Image Credit: Edgar Arceneaux, Until, Until, Until…, 2015. A Performa Commission. Performance views. Photo by Paula Court.
On the occasion of Edgar Arceneaux’s exhibition Library of Black Lies, the Henry Art Gallery is partnering with LANGSTON for a special screening and panel discussion at the Langston Hughes Performing Arts Institute. As a Gurvich visiting artist, Arceneaux will present the film of his play Until, Until, Until… (2015) which investigates the infamous 1981 performance of Broadway legend Ben Vereen, televised nationally as part of Ronald Regan’s inaugural celebration. Intended as an homage to vaudevillian Bert Williams—America’s first mainstream Black entertainer—the final five minutes of the performance were censored for the television audience, causing Vereen’s biting commentary on the history of segregation and racist stereotypes in performance to be lost on viewers at home. Until, Until, Until… is based on the footage that never aired that night. Originally commissioned by Performa New York, the work is a mise-en-scene of the inaugural party, foregrounding the past and illuminating the enduring presence and impact of history in the present. The piece questions the truth of past narratives, and creates an opportunity to reconsider our collective understanding of historic events.

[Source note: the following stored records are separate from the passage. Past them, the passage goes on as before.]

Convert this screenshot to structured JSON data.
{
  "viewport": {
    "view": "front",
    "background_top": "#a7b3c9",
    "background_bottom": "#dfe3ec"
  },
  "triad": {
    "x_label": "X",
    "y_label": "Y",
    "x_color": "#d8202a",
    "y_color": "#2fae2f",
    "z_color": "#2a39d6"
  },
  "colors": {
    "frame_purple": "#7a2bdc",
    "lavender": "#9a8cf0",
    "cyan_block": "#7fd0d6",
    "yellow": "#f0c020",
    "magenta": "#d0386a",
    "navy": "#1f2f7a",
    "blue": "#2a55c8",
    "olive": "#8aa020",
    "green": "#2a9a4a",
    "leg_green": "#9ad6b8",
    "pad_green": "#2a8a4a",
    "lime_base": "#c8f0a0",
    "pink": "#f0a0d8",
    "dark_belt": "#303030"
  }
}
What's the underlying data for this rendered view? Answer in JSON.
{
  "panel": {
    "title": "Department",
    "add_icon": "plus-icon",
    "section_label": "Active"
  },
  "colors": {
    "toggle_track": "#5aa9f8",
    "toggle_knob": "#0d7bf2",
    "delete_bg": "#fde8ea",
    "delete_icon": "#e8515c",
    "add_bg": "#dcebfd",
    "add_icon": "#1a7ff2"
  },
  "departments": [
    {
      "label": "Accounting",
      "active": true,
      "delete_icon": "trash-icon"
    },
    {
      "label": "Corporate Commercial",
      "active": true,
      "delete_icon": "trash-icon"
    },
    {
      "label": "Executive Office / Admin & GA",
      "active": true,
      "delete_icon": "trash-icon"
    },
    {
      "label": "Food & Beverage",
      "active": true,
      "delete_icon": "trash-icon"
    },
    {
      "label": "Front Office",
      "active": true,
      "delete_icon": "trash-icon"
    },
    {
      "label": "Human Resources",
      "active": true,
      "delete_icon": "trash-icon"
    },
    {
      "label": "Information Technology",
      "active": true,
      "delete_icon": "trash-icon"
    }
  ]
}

Following the screening, Arceneaux will participate in a panel discussion moderated by Senior Curator Shamim Momin, with dancer/choreographer Jade Solomon Curtis, director Valerie Curtis-Newton and dancer/creator Randy Ford, to unpack some of the questions and considerations that emerge from the work. Stick around after the panel for an informal reception, including drink and light food, where audience members will have further opportunity to converse with the panelists and one another.This program is in conjunction with Edgar Arceneaux’s time as a Gurvich Contemporary Art Project visiting artist. During his visit, Arceneaux will engage in a range of programs that expand upon themes found within his installation Library of Black Lies and extend his practice into multiple venues across Seattle.
- Edgar Arceneaux (b. 1972, Los Angeles) is an artist working in the media of drawing, sculpture, and performance, whose works often explore connections between historical events and present-day truths. He played a seminal role in the creation of the Watts House Project, a redevelopment initiative to remodel a series of houses around the Watts Towers, serving as director from 1999 to 2012. His work has been featured at the Hammer Museum, Los Angeles; the Whitney Biennial, Whitney Museum of American Art, New York; and Performa 15, New York, among other venues. Arceneaux is also an Associate Professor of Art for Roski School of Art and Design at USC; he lives and works in Pasadena, California.
- Jade Solomon Curtis is a dance artist and choreographer interested in the body as an artifact of memory, space and time. Curtis integrates Black vernacular movements with contemporary dance, innovative technology, and Hip Hop cultural influences. Through the lens of a contemporary Black woman, her works ponder tradition and reinvention, social justice, social constructs as well as intuition and logic- often resulting in the subversion of an idea. She is the Founder & Creative Artistic Director of Solo Magic, a nonprofit arts initiative that collaborates with innovative artists to create socially relevant performances, “Activism is the Muse”.
- Valerie Curtis-Newton is currently the Head of Directing at the University of Washington School of Drama, she also serves as the Founding Artistic Director for The Hansberry Project, a professional African American theatre lab. Valerie has worked with theatre’s across the country including: Seattle Repertory Theatre, The Guthrie Theatre, Alabama Shakespeare Festival, Seattle Children’s Theatre, The Mark Taper Forum, New York Theatre Workshop, Capitol Repertory Theatre among others. Awards include: Seattle Times Footlight Award (Best in Show 2016), Stranger Genius Awards in Performance and the Crosscut Courage Award for Culture (2014), Gypsy Rose Lee Award for Excellence in Direction (2012), Stage Directors and Choreographers Foundation’s (SDCF) Gielgud Directing Fellowship (2001).
- Randy Ford is a Seattle-born dancer, choreographer, actor, and activist. She grew up learning choreography in her living room from watching music videos as a child. After some time at the University of Washington, she became a member of Seattle’s Au Collective, a collective of artists committed to bringing womxn, queer people, and people of color to the forefront of everything it does. Identifying as a Black non-binary Transfemme, her work continues the conversation about and centering intersectionality. Randy has been featured in Dani Tirrell’s Black Bois, CD Forum’s Showing Out: Contemporary Black Choreographers (2016, 2018), Bumbershoot Festival, and Legendary Children at Seattle Art Museum, among other community events. She’s been recognized on City Arts Magazine’s 2018 Future List and received a SeattleDances 2016 DanceCrush Award.